For the best fully comprehensive FAQs on Water Kefir click here for the Yemoos.com FAQs page
Otherwise, the most common questions will probably be found below:
Q: Why are you calling Water Kefir ‘Tibicos’?
A: Tibicos is a more correct term. The SCOBY culture is native to Mexico as it is found naturally occurring on the pads of the Opuntia (prickly pear) cactus there. Tibi is the name the people of Central America have given the culture and Tibicos is the name of the drink made from them. Unfortunately Tibicos is currently more commonly known as Water Kefir, based on the Turkish term ‘Kefir’ which refers to a culture that grows only in ruminant milk. Tibicos feed on sucrose, Kefir feeds on lactose. We want to avoid the confusion here! They’re not related, and they’re not interchangeable.
Q: Can I make Tibicos without sugar?
A: Yes, but in the long term it may affect the health of the Tibi crystals. Coconut water kefir/Coconut Tibicos is made using just Tibi and coconut water, and it is possible to use fruit juice to make Tibicos, but prolonged use of these may deteriorate the health of the SCOBY crystals – reproduction may slow or cease, and the crystals may become soft and slimy. If drinking Tibicos made without cane sugar is important to you, consider alternating brews – one brew make with juice/coconut water and keep for you to drink, next brew make with sugar and added minerals from dried fruits, salts, baking soda and lemons to feed the SCOBYs, then next brew back to the juice/coconut water and so on.
Q: Is it really necessary to avoid metals when dealing with tibicos?
A: Anecdotally, the crystals are said to have adverse reactions to metal. Far be it for me to question this information that comes from generations of fermenters, but do bear in mind that stainless steel is such because it is a low/non-reactive metal alloy and should not be a problem, and that a lot of sieves have nylon mesh, not metal. Brief contact with metal sieves and implements should not be enough to cause an adverse reaction, but for storage they should absolutely be kept away from reactive metals, and storage in a glass or non-lead ceramic container is strongly advised. We use glass jars for storage and either stainless steel sieves or plastic colanders with our grains and have never had any problems.
Q: How do I know when my Tibicos is ready to drink?
A: The fruits in the brew should be floating, when you tap/swirl or move the brew you should see a few bubbles rising, and the brew should taste tangy. A secondary ferment is ready when there is considerable fizz, and you find the sweetness/tang balance is to your taste.
Q: What happens if I leave the Tibicos fermenting for more than 2 days?
A: The Tibi crystals will continue to ferment out all the sugars. The brew will turn sour, ethanol levels will rise, and the health of the crystals will begin to decline. This will make re-brews with these crystals in the near future difficult as crystals in poor health do not convert sugars well and do not create a highly probiotic brew like healthy crystals do. Unhealthy crystals tend to decrease in size and become slimy.

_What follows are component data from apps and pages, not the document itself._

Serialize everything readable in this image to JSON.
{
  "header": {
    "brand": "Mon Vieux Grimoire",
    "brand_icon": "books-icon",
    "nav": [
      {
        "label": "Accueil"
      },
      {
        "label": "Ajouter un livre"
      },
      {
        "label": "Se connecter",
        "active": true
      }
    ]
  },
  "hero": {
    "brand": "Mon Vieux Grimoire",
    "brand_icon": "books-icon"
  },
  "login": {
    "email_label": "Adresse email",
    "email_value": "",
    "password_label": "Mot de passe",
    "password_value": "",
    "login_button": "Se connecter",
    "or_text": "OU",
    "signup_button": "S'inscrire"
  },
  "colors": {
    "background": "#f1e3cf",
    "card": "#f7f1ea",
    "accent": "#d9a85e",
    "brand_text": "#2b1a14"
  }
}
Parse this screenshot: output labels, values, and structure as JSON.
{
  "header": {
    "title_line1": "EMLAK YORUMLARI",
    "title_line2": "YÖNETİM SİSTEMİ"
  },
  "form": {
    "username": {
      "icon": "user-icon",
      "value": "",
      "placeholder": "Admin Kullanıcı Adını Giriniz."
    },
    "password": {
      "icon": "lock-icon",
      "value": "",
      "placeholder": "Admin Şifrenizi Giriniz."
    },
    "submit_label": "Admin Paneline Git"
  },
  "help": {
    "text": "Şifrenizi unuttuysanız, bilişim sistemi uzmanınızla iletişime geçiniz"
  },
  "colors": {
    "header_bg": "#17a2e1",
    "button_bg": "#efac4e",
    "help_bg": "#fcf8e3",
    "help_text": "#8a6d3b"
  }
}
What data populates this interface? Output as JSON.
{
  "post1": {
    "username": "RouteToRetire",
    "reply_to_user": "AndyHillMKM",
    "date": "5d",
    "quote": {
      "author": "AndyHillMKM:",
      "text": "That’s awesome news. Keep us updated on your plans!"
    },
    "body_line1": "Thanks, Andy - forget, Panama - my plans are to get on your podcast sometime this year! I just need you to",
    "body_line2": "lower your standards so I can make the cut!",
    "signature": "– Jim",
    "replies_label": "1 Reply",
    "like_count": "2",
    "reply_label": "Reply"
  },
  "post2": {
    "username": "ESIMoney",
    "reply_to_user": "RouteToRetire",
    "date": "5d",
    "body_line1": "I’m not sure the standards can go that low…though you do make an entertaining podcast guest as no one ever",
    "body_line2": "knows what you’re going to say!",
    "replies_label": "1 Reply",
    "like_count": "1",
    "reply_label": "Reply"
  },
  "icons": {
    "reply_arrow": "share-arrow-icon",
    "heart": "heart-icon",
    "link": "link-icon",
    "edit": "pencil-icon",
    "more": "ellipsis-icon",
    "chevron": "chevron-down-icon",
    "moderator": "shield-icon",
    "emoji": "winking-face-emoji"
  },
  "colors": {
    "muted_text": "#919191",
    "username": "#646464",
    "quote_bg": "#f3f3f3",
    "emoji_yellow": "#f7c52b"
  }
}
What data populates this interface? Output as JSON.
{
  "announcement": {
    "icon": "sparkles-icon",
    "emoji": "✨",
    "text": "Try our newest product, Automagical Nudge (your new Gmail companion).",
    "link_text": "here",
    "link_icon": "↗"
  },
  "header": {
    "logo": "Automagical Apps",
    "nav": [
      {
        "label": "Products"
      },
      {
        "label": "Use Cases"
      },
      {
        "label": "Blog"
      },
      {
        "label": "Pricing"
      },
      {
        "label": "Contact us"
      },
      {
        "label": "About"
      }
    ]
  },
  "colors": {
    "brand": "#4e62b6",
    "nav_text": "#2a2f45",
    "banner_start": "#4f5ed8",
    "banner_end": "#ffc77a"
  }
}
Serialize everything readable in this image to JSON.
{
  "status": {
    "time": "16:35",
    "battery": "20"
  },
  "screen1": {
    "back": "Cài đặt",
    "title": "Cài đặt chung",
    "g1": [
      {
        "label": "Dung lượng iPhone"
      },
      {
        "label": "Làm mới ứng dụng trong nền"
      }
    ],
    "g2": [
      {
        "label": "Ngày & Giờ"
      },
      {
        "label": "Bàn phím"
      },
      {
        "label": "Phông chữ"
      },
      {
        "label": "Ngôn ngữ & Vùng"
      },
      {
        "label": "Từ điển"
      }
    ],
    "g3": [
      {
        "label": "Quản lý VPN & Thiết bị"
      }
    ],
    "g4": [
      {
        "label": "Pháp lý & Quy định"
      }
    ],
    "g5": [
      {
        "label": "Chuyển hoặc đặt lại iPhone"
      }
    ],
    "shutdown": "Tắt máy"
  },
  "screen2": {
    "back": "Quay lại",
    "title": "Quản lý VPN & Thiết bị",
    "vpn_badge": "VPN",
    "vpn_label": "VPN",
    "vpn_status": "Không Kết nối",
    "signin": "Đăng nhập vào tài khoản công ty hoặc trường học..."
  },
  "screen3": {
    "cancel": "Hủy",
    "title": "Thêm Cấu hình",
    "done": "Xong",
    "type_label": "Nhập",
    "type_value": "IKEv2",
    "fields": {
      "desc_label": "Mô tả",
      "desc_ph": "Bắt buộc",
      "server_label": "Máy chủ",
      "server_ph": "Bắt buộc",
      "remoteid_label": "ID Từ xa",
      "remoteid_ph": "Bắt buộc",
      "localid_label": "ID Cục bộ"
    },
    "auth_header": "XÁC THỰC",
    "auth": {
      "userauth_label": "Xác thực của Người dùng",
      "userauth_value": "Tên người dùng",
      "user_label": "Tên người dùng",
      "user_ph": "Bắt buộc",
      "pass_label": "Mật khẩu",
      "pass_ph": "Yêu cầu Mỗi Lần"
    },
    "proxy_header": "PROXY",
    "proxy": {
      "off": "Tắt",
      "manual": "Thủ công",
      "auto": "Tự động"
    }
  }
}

Q: My Tibicos has a thin white layer on top. Is it mould? What did I do wrong?
A: Nothing! In most cases anyway. This layer is called Kahm yeast, and can sometimes occur when brewing with fresh lemon, fresh fruit or coconut water. It is not detrimental to your health, but can add a bitter taste if mixed in. You can either dab it with a cloth or paper towel or scoop it out with a spoon to remove; the brew is still safe to drink! In the unlikely event the layer has thick furry spots or blue/red colours, discard the entire batch and sterilise your equipment before starting again.
Q: I’m going away on holiday for an extended time – what do I need to do to keep my Tibi crystals alive?
A: For short holidays eg. a week or two, the kefir grains will be OK kept in the fridge – they may be a little sluggish once woken up and may take a brew or two before they make a fizzy drink or start reproducing again.
For extended holidays/overseas travel, air dry them (just by spreading drained Tibi on baking paper then allowing to air dry until they become tiny hard crystals) then store in a cool, dry space. Re-starting a water kefir brew with dried water kefir grains will require patience – while they miraculously rehydrate in a matter of minutes, they may not make a good fizzy brew nor start to reproduce more grains for several weeks.
Q: My Tibi are reproducing so fast – what can I do with all the spare crystals?!
A: You can compost them, give them to a friend, dry them and store for safekeeping just in case anything happens to the live working ones, or add them to smoothies for an extra probiotic element